**Exercise requirements**
Send back every record word for word, with nothing missing.

**Entries from a dataset of interfaces**
◇ ◇ ◇ ◇ ◇ ◇ ◇
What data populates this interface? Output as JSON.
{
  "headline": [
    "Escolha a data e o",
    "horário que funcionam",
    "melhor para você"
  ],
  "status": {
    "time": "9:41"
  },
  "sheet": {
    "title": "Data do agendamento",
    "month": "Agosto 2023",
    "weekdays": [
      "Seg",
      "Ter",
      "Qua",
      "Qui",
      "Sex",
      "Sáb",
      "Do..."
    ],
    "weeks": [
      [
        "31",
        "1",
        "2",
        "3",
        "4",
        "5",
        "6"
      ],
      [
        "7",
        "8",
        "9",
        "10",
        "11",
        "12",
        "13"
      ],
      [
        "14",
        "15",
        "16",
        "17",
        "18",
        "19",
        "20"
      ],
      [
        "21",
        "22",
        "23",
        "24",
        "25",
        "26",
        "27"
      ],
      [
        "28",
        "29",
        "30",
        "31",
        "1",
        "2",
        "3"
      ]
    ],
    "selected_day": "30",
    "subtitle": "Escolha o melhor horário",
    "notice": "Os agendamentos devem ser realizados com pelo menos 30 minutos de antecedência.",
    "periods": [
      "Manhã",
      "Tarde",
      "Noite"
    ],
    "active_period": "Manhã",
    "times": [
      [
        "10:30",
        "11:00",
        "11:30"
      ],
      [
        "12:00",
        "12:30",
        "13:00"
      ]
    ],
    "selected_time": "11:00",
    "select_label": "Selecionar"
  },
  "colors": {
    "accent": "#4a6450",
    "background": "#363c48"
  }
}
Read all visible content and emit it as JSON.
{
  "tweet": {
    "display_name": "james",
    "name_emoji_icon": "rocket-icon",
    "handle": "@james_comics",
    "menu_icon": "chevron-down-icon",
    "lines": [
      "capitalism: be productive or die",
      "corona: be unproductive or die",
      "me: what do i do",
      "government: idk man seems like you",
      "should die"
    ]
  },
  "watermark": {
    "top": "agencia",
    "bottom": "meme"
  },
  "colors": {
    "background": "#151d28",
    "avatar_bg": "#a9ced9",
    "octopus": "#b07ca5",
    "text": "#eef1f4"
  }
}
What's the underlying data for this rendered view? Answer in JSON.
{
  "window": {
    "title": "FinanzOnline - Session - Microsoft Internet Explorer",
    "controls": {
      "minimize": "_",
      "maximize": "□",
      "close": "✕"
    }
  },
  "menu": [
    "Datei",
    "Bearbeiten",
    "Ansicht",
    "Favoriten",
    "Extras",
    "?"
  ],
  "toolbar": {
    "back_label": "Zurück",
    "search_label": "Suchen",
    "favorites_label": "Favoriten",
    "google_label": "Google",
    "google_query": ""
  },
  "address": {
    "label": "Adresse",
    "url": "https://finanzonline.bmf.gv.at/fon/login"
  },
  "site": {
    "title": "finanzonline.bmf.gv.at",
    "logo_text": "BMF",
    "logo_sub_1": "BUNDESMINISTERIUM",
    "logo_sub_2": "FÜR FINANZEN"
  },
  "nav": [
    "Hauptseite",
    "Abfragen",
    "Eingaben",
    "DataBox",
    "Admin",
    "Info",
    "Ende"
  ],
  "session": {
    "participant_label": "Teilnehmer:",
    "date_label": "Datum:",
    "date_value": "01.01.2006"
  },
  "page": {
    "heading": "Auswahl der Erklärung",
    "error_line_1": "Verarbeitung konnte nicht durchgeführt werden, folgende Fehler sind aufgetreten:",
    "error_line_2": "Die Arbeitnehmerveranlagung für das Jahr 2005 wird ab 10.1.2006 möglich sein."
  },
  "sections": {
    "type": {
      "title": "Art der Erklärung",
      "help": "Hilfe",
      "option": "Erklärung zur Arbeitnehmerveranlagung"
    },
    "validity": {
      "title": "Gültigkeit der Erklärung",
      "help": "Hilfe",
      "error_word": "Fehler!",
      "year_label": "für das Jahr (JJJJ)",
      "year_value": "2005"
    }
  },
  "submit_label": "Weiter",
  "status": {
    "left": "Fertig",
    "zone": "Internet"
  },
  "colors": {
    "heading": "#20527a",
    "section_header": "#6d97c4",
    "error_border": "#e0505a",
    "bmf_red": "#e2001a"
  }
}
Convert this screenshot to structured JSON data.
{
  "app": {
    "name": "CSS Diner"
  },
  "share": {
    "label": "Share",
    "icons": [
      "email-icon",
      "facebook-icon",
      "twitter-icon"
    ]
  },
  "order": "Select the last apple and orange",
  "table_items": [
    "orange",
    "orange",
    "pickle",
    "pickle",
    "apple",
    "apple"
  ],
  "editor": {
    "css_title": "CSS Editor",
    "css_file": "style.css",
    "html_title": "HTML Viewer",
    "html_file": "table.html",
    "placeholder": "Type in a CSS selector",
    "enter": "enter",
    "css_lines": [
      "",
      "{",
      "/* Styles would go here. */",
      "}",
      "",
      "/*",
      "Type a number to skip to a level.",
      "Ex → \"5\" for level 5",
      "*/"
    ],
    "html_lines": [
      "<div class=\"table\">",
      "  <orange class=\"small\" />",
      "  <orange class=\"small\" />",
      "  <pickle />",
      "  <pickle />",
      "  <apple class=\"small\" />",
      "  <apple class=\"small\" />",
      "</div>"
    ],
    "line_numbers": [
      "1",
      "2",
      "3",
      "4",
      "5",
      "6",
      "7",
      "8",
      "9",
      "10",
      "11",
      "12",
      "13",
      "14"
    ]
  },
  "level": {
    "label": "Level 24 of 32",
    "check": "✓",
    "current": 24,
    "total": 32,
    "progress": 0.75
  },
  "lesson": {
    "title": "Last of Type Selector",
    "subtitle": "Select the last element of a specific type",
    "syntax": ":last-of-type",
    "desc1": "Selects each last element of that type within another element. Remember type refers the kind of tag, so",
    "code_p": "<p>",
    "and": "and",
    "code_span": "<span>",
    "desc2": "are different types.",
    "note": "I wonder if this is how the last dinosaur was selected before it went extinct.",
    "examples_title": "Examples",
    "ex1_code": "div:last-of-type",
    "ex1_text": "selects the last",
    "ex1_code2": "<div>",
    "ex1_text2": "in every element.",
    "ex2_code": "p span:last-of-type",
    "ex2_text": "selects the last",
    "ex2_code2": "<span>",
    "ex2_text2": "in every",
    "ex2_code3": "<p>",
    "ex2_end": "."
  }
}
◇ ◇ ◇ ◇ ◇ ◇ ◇
**Response for this exercise**
What data populates this interface? Output as JSON.
{
  "headline": [
    "Escolha a data e o",
    "horário que funcionam",
    "melhor para você"
  ],
  "status": {
    "time": "9:41"
  },
  "sheet": {
    "title": "Data do agendamento",
    "month": "Agosto 2023",
    "weekdays": [
      "Seg",
      "Ter",
      "Qua",
      "Qui",
      "Sex",
      "Sáb",
      "Do..."
    ],
    "weeks": [
      [
        "31",
        "1",
        "2",
        "3",
        "4",
        "5",
        "6"
      ],
      [
        "7",
        "8",
        "9",
        "10",
        "11",
        "12",
        "13"
      ],
      [
        "14",
        "15",
        "16",
        "17",
        "18",
        "19",
        "20"
      ],
      [
        "21",
        "22",
        "23",
        "24",
        "25",
        "26",
        "27"
      ],
      [
        "28",
        "29",
        "30",
        "31",
        "1",
        "2",
        "3"
      ]
    ],
    "selected_day": "30",
    "subtitle": "Escolha o melhor horário",
    "notice": "Os agendamentos devem ser realizados com pelo menos 30 minutos de antecedência.",
    "periods": [
      "Manhã",
      "Tarde",
      "Noite"
    ],
    "active_period": "Manhã",
    "times": [
      [
        "10:30",
        "11:00",
        "11:30"
      ],
      [
        "12:00",
        "12:30",
        "13:00"
      ]
    ],
    "selected_time": "11:00",
    "select_label": "Selecionar"
  },
  "colors": {
    "accent": "#4a6450",
    "background": "#363c48"
  }
}
Read all visible content and emit it as JSON.
{
  "tweet": {
    "display_name": "james",
    "name_emoji_icon": "rocket-icon",
    "handle": "@james_comics",
    "menu_icon": "chevron-down-icon",
    "lines": [
      "capitalism: be productive or die",
      "corona: be unproductive or die",
      "me: what do i do",
      "government: idk man seems like you",
      "should die"
    ]
  },
  "watermark": {
    "top": "agencia",
    "bottom": "meme"
  },
  "colors": {
    "background": "#151d28",
    "avatar_bg": "#a9ced9",
    "octopus": "#b07ca5",
    "text": "#eef1f4"
  }
}
What's the underlying data for this rendered view? Answer in JSON.
{
  "window": {
    "title": "FinanzOnline - Session - Microsoft Internet Explorer",
    "controls": {
      "minimize": "_",
      "maximize": "□",
      "close": "✕"
    }
  },
  "menu": [
    "Datei",
    "Bearbeiten",
    "Ansicht",
    "Favoriten",
    "Extras",
    "?"
  ],
  "toolbar": {
    "back_label": "Zurück",
    "search_label": "Suchen",
    "favorites_label": "Favoriten",
    "google_label": "Google",
    "google_query": ""
  },
  "address": {
    "label": "Adresse",
    "url": "https://finanzonline.bmf.gv.at/fon/login"
  },
  "site": {
    "title": "finanzonline.bmf.gv.at",
    "logo_text": "BMF",
    "logo_sub_1": "BUNDESMINISTERIUM",
    "logo_sub_2": "FÜR FINANZEN"
  },
  "nav": [
    "Hauptseite",
    "Abfragen",
    "Eingaben",
    "DataBox",
    "Admin",
    "Info",
    "Ende"
  ],
  "session": {
    "participant_label": "Teilnehmer:",
    "date_label": "Datum:",
    "date_value": "01.01.2006"
  },
  "page": {
    "heading": "Auswahl der Erklärung",
    "error_line_1": "Verarbeitung konnte nicht durchgeführt werden, folgende Fehler sind aufgetreten:",
    "error_line_2": "Die Arbeitnehmerveranlagung für das Jahr 2005 wird ab 10.1.2006 möglich sein."
  },
  "sections": {
    "type": {
      "title": "Art der Erklärung",
      "help": "Hilfe",
      "option": "Erklärung zur Arbeitnehmerveranlagung"
    },
    "validity": {
      "title": "Gültigkeit der Erklärung",
      "help": "Hilfe",
      "error_word": "Fehler!",
      "year_label": "für das Jahr (JJJJ)",
      "year_value": "2005"
    }
  },
  "submit_label": "Weiter",
  "status": {
    "left": "Fertig",
    "zone": "Internet"
  },
  "colors": {
    "heading": "#20527a",
    "section_header": "#6d97c4",
    "error_border": "#e0505a",
    "bmf_red": "#e2001a"
  }
}
Convert this screenshot to structured JSON data.
{
  "app": {
    "name": "CSS Diner"
  },
  "share": {
    "label": "Share",
    "icons": [
      "email-icon",
      "facebook-icon",
      "twitter-icon"
    ]
  },
  "order": "Select the last apple and orange",
  "table_items": [
    "orange",
    "orange",
    "pickle",
    "pickle",
    "apple",
    "apple"
  ],
  "editor": {
    "css_title": "CSS Editor",
    "css_file": "style.css",
    "html_title": "HTML Viewer",
    "html_file": "table.html",
    "placeholder": "Type in a CSS selector",
    "enter": "enter",
    "css_lines": [
      "",
      "{",
      "/* Styles would go here. */",
      "}",
      "",
      "/*",
      "Type a number to skip to a level.",
      "Ex → \"5\" for level 5",
      "*/"
    ],
    "html_lines": [
      "<div class=\"table\">",
      "  <orange class=\"small\" />",
      "  <orange class=\"small\" />",
      "  <pickle />",
      "  <pickle />",
      "  <apple class=\"small\" />",
      "  <apple class=\"small\" />",
      "</div>"
    ],
    "line_numbers": [
      "1",
      "2",
      "3",
      "4",
      "5",
      "6",
      "7",
      "8",
      "9",
      "10",
      "11",
      "12",
      "13",
      "14"
    ]
  },
  "level": {
    "label": "Level 24 of 32",
    "check": "✓",
    "current": 24,
    "total": 32,
    "progress": 0.75
  },
  "lesson": {
    "title": "Last of Type Selector",
    "subtitle": "Select the last element of a specific type",
    "syntax": ":last-of-type",
    "desc1": "Selects each last element of that type within another element. Remember type refers the kind of tag, so",
    "code_p": "<p>",
    "and": "and",
    "code_span": "<span>",
    "desc2": "are different types.",
    "note": "I wonder if this is how the last dinosaur was selected before it went extinct.",
    "examples_title": "Examples",
    "ex1_code": "div:last-of-type",
    "ex1_text": "selects the last",
    "ex1_code2": "<div>",
    "ex1_text2": "in every element.",
    "ex2_code": "p span:last-of-type",
    "ex2_text": "selects the last",
    "ex2_code2": "<span>",
    "ex2_text2": "in every",
    "ex2_code3": "<p>",
    "ex2_end": "."
  }
}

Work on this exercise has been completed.